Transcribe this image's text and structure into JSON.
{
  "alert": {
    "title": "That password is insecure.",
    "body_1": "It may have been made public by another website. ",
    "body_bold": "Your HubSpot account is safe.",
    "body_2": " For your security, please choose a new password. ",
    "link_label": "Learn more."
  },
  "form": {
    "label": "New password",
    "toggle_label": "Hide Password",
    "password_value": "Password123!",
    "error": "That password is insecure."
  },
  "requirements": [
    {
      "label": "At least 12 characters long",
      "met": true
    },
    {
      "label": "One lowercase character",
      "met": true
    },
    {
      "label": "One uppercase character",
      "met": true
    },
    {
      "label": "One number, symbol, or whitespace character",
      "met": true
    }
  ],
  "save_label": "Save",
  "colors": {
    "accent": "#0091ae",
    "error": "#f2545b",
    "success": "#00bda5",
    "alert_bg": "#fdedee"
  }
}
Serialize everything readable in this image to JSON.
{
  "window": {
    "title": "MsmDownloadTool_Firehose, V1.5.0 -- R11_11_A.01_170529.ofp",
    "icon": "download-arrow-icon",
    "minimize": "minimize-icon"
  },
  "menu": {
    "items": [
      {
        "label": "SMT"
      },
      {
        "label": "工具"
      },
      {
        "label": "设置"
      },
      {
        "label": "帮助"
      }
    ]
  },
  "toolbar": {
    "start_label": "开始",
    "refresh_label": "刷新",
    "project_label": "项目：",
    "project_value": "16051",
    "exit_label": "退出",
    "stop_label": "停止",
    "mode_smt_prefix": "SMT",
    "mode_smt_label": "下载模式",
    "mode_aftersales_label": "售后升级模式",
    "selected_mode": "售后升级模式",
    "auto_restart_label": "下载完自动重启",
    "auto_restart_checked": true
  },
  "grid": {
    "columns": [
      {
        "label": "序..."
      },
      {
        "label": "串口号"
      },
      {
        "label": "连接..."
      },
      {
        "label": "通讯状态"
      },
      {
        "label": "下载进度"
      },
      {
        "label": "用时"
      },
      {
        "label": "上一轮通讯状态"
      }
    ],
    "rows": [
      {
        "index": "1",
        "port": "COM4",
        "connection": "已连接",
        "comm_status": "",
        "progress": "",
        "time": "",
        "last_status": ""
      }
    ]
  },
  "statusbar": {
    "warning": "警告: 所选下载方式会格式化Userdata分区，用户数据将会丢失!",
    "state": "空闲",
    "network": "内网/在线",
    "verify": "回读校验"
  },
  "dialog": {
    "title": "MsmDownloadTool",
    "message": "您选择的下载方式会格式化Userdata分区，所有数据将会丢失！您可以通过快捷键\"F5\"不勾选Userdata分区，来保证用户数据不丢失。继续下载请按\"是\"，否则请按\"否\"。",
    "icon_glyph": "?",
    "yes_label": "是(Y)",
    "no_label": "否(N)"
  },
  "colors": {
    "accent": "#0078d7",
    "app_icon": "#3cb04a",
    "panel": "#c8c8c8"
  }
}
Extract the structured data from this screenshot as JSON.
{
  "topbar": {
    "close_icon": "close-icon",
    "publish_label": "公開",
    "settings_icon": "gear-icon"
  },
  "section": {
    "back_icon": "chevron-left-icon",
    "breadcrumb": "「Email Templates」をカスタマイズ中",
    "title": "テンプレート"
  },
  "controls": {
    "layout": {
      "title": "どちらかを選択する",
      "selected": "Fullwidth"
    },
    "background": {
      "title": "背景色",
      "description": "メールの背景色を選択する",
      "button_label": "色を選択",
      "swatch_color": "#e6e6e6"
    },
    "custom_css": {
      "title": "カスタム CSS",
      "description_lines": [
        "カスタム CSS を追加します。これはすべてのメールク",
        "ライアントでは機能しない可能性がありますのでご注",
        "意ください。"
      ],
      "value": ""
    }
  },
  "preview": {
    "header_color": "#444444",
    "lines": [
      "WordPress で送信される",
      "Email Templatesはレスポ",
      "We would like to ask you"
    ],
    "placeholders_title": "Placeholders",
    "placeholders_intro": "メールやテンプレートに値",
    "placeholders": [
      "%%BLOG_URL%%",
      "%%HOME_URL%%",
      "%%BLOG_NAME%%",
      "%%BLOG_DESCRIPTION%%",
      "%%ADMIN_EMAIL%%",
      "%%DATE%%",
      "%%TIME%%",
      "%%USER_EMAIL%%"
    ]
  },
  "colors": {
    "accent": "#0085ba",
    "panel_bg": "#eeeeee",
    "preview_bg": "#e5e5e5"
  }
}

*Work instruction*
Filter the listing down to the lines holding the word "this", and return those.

*Answer box*
Transcribe this image's text and structure into JSON.
Serialize everything readable in this image to JSON.
Extract the structured data from this screenshot as JSON.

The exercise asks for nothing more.